courtesy of Michael Curran in Northern Ireland
An 1875 with the sawback removed


1879 Artillery Bayonet - Converted

These are conversions of the 1859 cutlass bayonet this has a very thin knuckle bow and modified muzzle ring, new made versions of this bayonet have the press stud on the right whilst conversions have the press stud on the left.

UK Martini Henri Artilllary.jpg (57077 bytes) Converted 1859


1879 Artillery Bayonet - Sawback

Similar to the new build 1879 Artillery but with the addition of a 9.5" sawback on the spine of the blade. Scabbards with square tips (early) and round tips were made

In 1892 a MkII model was introduced with a larger muzzle ring to fit the shorter carbine rifle. A MkIII version was made to fit a carbine with a smaller muzzle ring.

1879 artillery with scabbard



Unusual hand guard on bayonet, one of only a few bayonets so made


ricasso stamping



1879 Garrison Artillery Bayonet - bushed for the Martini Henry

Simply the Artillery Yataghan modified to fit the Martini Henry rifle by modifying the MRD

In 1892 a MkII model was introduced with a larger muzzle ring to fit the shorter carbine rifle.. 

A MkIII version was made to fit a carbine with a smaller muzzle ring.

no picture

  No example(s) yet in my collection.


1887 Sword Bayonet

After several trials bayonets in 1886 were evaluated the production model the 1887 MkI went into service, this is a 18" straight bladed bayonet with a long false edge on the back,

MkI's were conversions of the 2nd model 1886 trials bayonet with some modifications

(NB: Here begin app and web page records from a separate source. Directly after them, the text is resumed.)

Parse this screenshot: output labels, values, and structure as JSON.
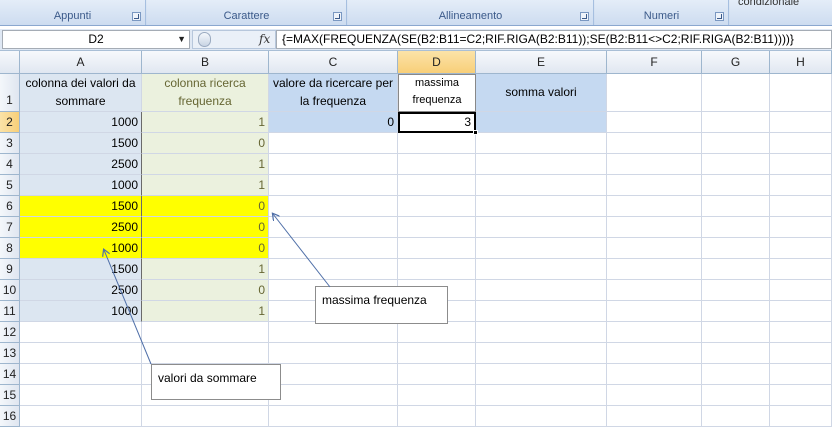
{
  "ribbon": {
    "top_partial": "condizionale",
    "groups": [
      {
        "label": "Appunti"
      },
      {
        "label": "Carattere"
      },
      {
        "label": "Allineamento"
      },
      {
        "label": "Numeri"
      }
    ]
  },
  "formula_bar": {
    "name_box": "D2",
    "fx_icon": "fx",
    "formula": "{=MAX(FREQUENZA(SE(B2:B11=C2;RIF.RIGA(B2:B11));SE(B2:B11<>C2;RIF.RIGA(B2:B11))))}"
  },
  "sheet": {
    "columns": [
      "A",
      "B",
      "C",
      "D",
      "E",
      "F",
      "G",
      "H"
    ],
    "selected_column": "D",
    "selected_row": "2",
    "rows": [
      "1",
      "2",
      "3",
      "4",
      "5",
      "6",
      "7",
      "8",
      "9",
      "10",
      "11",
      "12",
      "13",
      "14",
      "15",
      "16"
    ],
    "headers": {
      "A": "colonna dei valori da sommare",
      "B": "colonna ricerca frequenza",
      "C": "valore da ricercare per la frequenza",
      "D": "massima frequenza",
      "E": "somma valori"
    },
    "row2_values": {
      "C": "0",
      "D": "3",
      "E": ""
    },
    "col_a": [
      "1000",
      "1500",
      "2500",
      "1000",
      "1500",
      "2500",
      "1000",
      "1500",
      "2500",
      "1000"
    ],
    "col_b": [
      "1",
      "0",
      "1",
      "1",
      "0",
      "0",
      "0",
      "1",
      "0",
      "1"
    ],
    "highlight_rows": [
      6,
      7,
      8
    ]
  },
  "callouts": {
    "massima": "massima frequenza",
    "valori": "valori da sommare"
  },
  "colors": {
    "header_blue": "#c5d9f1",
    "header_green": "#ebf1de",
    "col_a_fill": "#dce6f1",
    "col_b_fill": "#ebf1de",
    "highlight_yellow": "#ffff00",
    "selection": "#f8cf79"
  }
}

MkII were new production bayonets with a coil spring in the pommel instead of the external leaf spring

MkIII was produced without the blade fullers of the earlier two marks.

MkIV Another conversion of the 1886 trials bayonets with slight differences, also new made versions


1887 MkI in India pattern brass mounted scabbard


4 rivet leather grips



Pommel markings indicate blade was used by Nepal unit (but not Nepalese as these are not marked in English script)


Pattern marks and manufacture date of 1898 on ricasso



Scabbard shows a 1925 date for the leather on the scabbard


Indian pattern scabbards have brass mounts instead of steel on the scabbard.

1887 MkIII, this is the most common of the four Marks of this bayonet and is the only one not to have blade fullers


1887 leather grips



Wilkinson 1889 manufactured bayonet



Inspection stamps and WD acceptance mark

1887 MkIV made by converting one of the few 1886 pattern blades made


Bending mark and inspection stamps on right ricasso



Left ricasso shows original 86 pattern mark, and the C91 indicates the conversion date of 1891